Former Spanish King Finds New Home In UAE – OpEd
After two weeks of official silence and media speculation, the whereabouts of former Spanish king Juan Carlos I were confirmed this week. The king, who left Spain earlier this month amid accusations of financial wrongdoing – which include allegedly accepting gifts from Saudi Arabia, Oman, Kuwait, and Bahrain – has chosen to move to Dubai, in the United Arab Emirates (UAE). His new home has much to answer for as well.
Over the past 15 years, Human Rights Watch has repeatedly documented serious and systemic human rights abuses in the UAE.

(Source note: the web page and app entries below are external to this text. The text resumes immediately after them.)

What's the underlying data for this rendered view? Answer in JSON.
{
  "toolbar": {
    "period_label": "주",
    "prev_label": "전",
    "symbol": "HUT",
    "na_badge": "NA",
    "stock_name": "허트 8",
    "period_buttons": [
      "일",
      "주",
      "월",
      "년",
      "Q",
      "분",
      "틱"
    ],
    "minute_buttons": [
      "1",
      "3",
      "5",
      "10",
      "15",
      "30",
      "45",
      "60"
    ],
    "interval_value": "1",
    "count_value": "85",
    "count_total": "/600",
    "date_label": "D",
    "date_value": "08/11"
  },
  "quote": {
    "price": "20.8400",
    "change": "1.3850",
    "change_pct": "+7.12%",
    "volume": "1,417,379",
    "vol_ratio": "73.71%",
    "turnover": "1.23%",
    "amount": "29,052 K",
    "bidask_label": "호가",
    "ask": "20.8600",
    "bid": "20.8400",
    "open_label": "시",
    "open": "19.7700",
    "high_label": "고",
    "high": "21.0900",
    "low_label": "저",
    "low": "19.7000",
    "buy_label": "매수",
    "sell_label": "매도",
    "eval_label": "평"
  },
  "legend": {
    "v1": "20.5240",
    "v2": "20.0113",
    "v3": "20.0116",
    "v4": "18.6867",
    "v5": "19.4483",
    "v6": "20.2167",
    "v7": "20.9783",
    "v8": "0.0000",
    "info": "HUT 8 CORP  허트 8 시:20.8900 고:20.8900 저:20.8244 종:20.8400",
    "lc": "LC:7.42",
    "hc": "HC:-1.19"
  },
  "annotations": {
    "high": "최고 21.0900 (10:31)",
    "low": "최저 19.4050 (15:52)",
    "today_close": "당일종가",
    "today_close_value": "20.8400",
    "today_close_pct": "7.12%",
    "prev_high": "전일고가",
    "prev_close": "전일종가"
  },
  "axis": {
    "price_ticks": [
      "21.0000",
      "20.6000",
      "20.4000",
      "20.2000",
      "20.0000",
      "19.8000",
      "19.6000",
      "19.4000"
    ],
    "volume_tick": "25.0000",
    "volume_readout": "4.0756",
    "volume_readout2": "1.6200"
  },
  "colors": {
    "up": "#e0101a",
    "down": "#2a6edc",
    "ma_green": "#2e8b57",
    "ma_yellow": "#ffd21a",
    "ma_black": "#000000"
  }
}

Emirati authorities have been engaged in a sustained assault on freedom of expression and association in the country since 2011, detaining and forcibly disappearing individuals who criticize them. Among those is Ahmed Mansoor, leading human rights advocate in the UAE, who has been confined to an isolation cell since his March 2017 arrest, and deprived of access to fresh air, leaving him in precarious health.
But the UAE’s repressive system doesn’t only affect critics and those the authorities perceive to have harmed the country’s carefully-tailored image. Investigations have revealed how the government’s use of sophisticated spyware has allowed it to target and surveil foreign journalists and even world leaders.
UAE laws also continue to discriminate against women, LGBT people, and migrants, who represent more than 80 percent of the UAE’s population.
Unlike Juan Carlos I, who could easily enter the country, migrant workers are subject to a kafala (visa-sponsorship) system, which ties their visas, and therefore their stay in the country, to their employers. This means that if they leave their employers without permission, they can face punishments such as fines, prison, deportation, and a temporary or permanent ban on re-entry. Many low-paid migrant workers remain acutely vulnerable to human rights abuses, which have increased their risk of infection from Covid-19.
The UAE may have thrown its doors open to the Spanish former king, but it still closes them to international human rights organizations and independent monitors, leaving it relatively free to falsely present itself as a tolerant, open, and progressive country.
*Marina Riera is a Communications and International Justice Coordinator for Human Rights Watch, which published this article.